The Democratic Republic of Congo general election scheduled for December 23rd could be postponed due to the lack of voting machines and the Ebola outbreak. This came out after Electoral Commission CENI President Corneille Nangaa had a closed-door meeting with presidential candidates, where it is said CENI proposed delaying the election.
A warehouse fire destroyed over 8000 voting machines allocated to Kinshasa polling stations last week. This is about three quarters of the voting machines needed in the city, CENI had initially said it will hold elections as scheduled. The government and the opposition have counter-accused each other for causing the alleged arson at the warehouse.
On December 19th CENI Spokesperson, Pierre Kalamba, said the commission was considering delaying the election, if machines destroyed in fire were not replaced in time.
Presidential hopeful Theodore Ngoy told Reuters that in the meeting Nangaa told candidates that CENI was technically unable to hold the poll on December 23rd and proposed to change the date. Presidential candidates are deliberating over the proposal to delay the election.
If the election goes ahead it will be the first democratic transition of power in the landlocked nation’s beleaguered history. This is will be the DRC’s third election after decades of civil war under the dictatorship of Mobutu Seseseko. If all goes according to plan this will be an election that will see a new president, as the incumbent, Joseph Kabila, cannot stand for a third term due to the two-term presidential limit in the country’s constitution. Kabila was elected in 2006 and 2011 but delayed the election scheduled for 2016 by two years citing lack of funds to hold an election.
Kabila’s favoured successor his former interior minister, Emmanuel Shadary, who is the ruling People’s Party for Reconstruction and Democracy’s presidential candidate. He is on the European Union’s sanctions list because he is accused of violently targeting political opponents.
Opposition forerunners who could upset the ruling party are Martin Fayulu, leader of the Lamuka Coalition, and Felix Tshisekedi, who leads another popular coalition.
“After having prevented me from landing in Kindu, after having attacked the procession and killed my supporters in Lubumbashi and Kalemie, hijacked my plane to Goma after an attack on the procession to Masimanimba, Kabila prevents me from returning to Kin. What are they afraid of? I have only my God and my people,” lamented Martin Fayulu, after his Kinshasa rally was blocked by the Governor of Kinshasa, Andre Kimbuta, who had suspended campaigning in the capital.

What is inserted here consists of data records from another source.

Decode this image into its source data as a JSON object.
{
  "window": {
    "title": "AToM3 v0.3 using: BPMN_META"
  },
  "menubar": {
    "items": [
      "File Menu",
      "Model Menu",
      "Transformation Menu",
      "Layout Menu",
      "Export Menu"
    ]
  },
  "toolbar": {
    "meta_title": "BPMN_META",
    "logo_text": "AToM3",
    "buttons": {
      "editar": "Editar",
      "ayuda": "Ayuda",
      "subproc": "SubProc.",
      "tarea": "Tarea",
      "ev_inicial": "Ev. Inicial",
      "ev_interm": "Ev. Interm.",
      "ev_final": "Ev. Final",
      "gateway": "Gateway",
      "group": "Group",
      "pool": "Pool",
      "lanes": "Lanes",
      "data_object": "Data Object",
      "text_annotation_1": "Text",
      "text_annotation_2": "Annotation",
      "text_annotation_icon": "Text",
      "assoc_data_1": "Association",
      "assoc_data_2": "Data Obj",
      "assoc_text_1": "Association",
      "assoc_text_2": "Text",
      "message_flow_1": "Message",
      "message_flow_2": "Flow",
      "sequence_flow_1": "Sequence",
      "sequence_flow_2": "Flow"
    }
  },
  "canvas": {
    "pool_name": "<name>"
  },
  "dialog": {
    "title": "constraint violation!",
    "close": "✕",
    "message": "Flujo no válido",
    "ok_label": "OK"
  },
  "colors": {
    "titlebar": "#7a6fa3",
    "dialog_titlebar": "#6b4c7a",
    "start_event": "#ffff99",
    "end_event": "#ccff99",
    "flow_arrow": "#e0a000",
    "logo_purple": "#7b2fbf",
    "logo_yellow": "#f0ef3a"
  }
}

Opposition parties have accused the government of manipulating the election, blocking rallies and abusing state resources in favour of Shadary. There have been clashes between supporters and police where civilians were injured. The police have accused the opposition of planning disruptions, as evidenced by the blocking of Shadary’s rally and raiding of Kabila’s party offices in the Kasai region.
There is still conflict in the vast nation’s eastern regions where United Nations Peacekeepers are deployed to protect civilians. The rebel group, the Armed Democratic Forces, have been accused of killings and rapes in Northern Kivu. This is the same region which has been hit by the Ebola outbreak, which has so far claimed 272 lives. Instability has made it difficult for health services to reach affected people.
On Wednesday, there were deadly ethnic clashes between the Batende and Banunu groups in the Mai-Ndombe province in north-west DRC. Though not directly linked to elections the violence is believed to be a chieftainship wrangle. What is most worrying about this is the proximity to the election on December 23rd.
There are 21 presidential candidates and thousands more competing for local government, provincial and National Assembly seats. There are 40 million registered voters in the DRC.